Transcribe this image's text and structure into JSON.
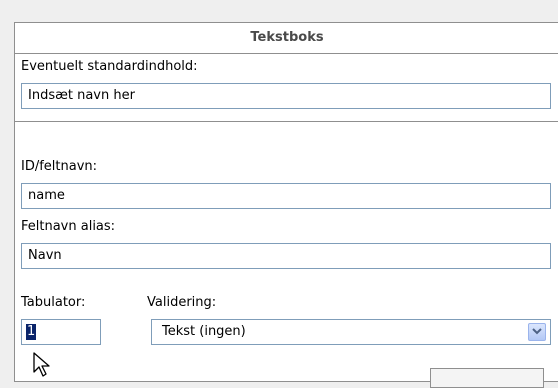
{
  "panel": {
    "title": "Tekstboks",
    "default_content_label": "Eventuelt standardindhold:",
    "default_content_value": "Indsæt navn her",
    "id_label": "ID/feltnavn:",
    "id_value": "name",
    "alias_label": "Feltnavn alias:",
    "alias_value": "Navn",
    "tab_label": "Tabulator:",
    "tab_value": "1",
    "validation_label": "Validering:",
    "validation_value": "Tekst (ingen)"
  },
  "colors": {
    "field_border": "#7f9db9",
    "selection": "#0a246a",
    "dropdown_button": "#c5d6fb"
  },
  "icons": {
    "dropdown": "chevron-down-icon",
    "cursor": "mouse-pointer-icon"
  }
}
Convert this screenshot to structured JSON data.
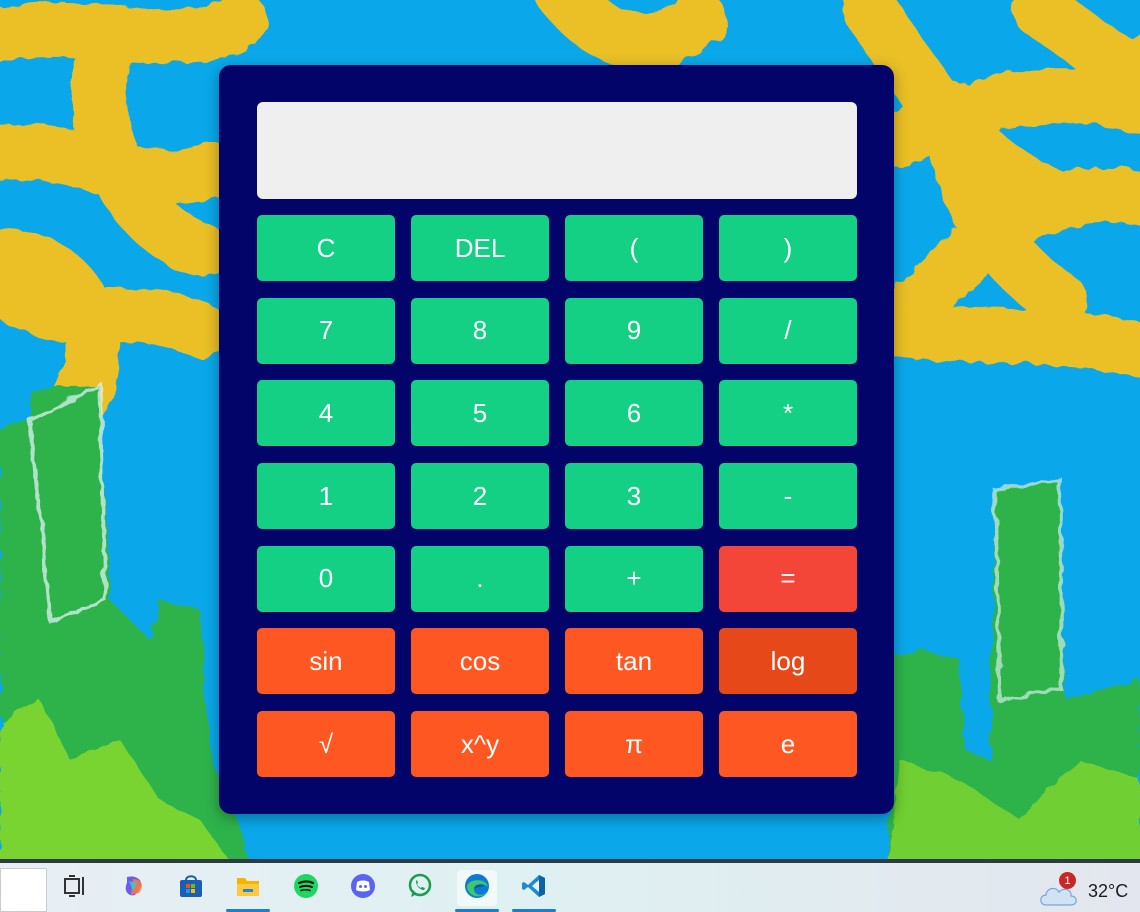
{
  "calculator": {
    "display_value": "",
    "keys": [
      {
        "label": "C",
        "type": "num",
        "name": "clear-button"
      },
      {
        "label": "DEL",
        "type": "num",
        "name": "delete-button"
      },
      {
        "label": "(",
        "type": "num",
        "name": "open-paren-button"
      },
      {
        "label": ")",
        "type": "num",
        "name": "close-paren-button"
      },
      {
        "label": "7",
        "type": "num",
        "name": "digit-7-button"
      },
      {
        "label": "8",
        "type": "num",
        "name": "digit-8-button"
      },
      {
        "label": "9",
        "type": "num",
        "name": "digit-9-button"
      },
      {
        "label": "/",
        "type": "num",
        "name": "divide-button"
      },
      {
        "label": "4",
        "type": "num",
        "name": "digit-4-button"
      },
      {
        "label": "5",
        "type": "num",
        "name": "digit-5-button"
      },
      {
        "label": "6",
        "type": "num",
        "name": "digit-6-button"
      },
      {
        "label": "*",
        "type": "num",
        "name": "multiply-button"
      },
      {
        "label": "1",
        "type": "num",
        "name": "digit-1-button"
      },
      {
        "label": "2",
        "type": "num",
        "name": "digit-2-button"
      },
      {
        "label": "3",
        "type": "num",
        "name": "digit-3-button"
      },
      {
        "label": "-",
        "type": "num",
        "name": "subtract-button"
      },
      {
        "label": "0",
        "type": "num",
        "name": "digit-0-button"
      },
      {
        "label": ".",
        "type": "num",
        "name": "decimal-button"
      },
      {
        "label": "+",
        "type": "num",
        "name": "add-button"
      },
      {
        "label": "=",
        "type": "equals",
        "name": "equals-button"
      },
      {
        "label": "sin",
        "type": "fn",
        "name": "sin-button"
      },
      {
        "label": "cos",
        "type": "fn",
        "name": "cos-button"
      },
      {
        "label": "tan",
        "type": "fn",
        "name": "tan-button"
      },
      {
        "label": "log",
        "type": "fn active",
        "name": "log-button"
      },
      {
        "label": "√",
        "type": "fn",
        "name": "sqrt-button"
      },
      {
        "label": "x^y",
        "type": "fn",
        "name": "power-button"
      },
      {
        "label": "π",
        "type": "fn",
        "name": "pi-button"
      },
      {
        "label": "e",
        "type": "fn",
        "name": "euler-button"
      }
    ]
  },
  "colors": {
    "panel": "#02046a",
    "display": "#efefef",
    "number_key": "#13d084",
    "equals_key": "#f34638",
    "function_key": "#ff5722",
    "function_key_hover": "#e6481a"
  },
  "taskbar": {
    "icons": [
      {
        "name": "task-view-icon",
        "active": false
      },
      {
        "name": "copilot-icon",
        "active": false
      },
      {
        "name": "microsoft-store-icon",
        "active": false
      },
      {
        "name": "file-explorer-icon",
        "active": false,
        "running": true
      },
      {
        "name": "spotify-icon",
        "active": false
      },
      {
        "name": "discord-icon",
        "active": false
      },
      {
        "name": "whatsapp-icon",
        "active": false
      },
      {
        "name": "edge-icon",
        "active": true,
        "running": true
      },
      {
        "name": "vscode-icon",
        "active": false,
        "running": true
      }
    ],
    "weather": {
      "icon": "cloud-icon",
      "badge": "1",
      "temperature": "32°C"
    }
  }
}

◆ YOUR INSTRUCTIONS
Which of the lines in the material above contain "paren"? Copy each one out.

◆ REPLY TO THE EXERCISE
        "name": "open-paren-button"
        "name": "close-paren-button"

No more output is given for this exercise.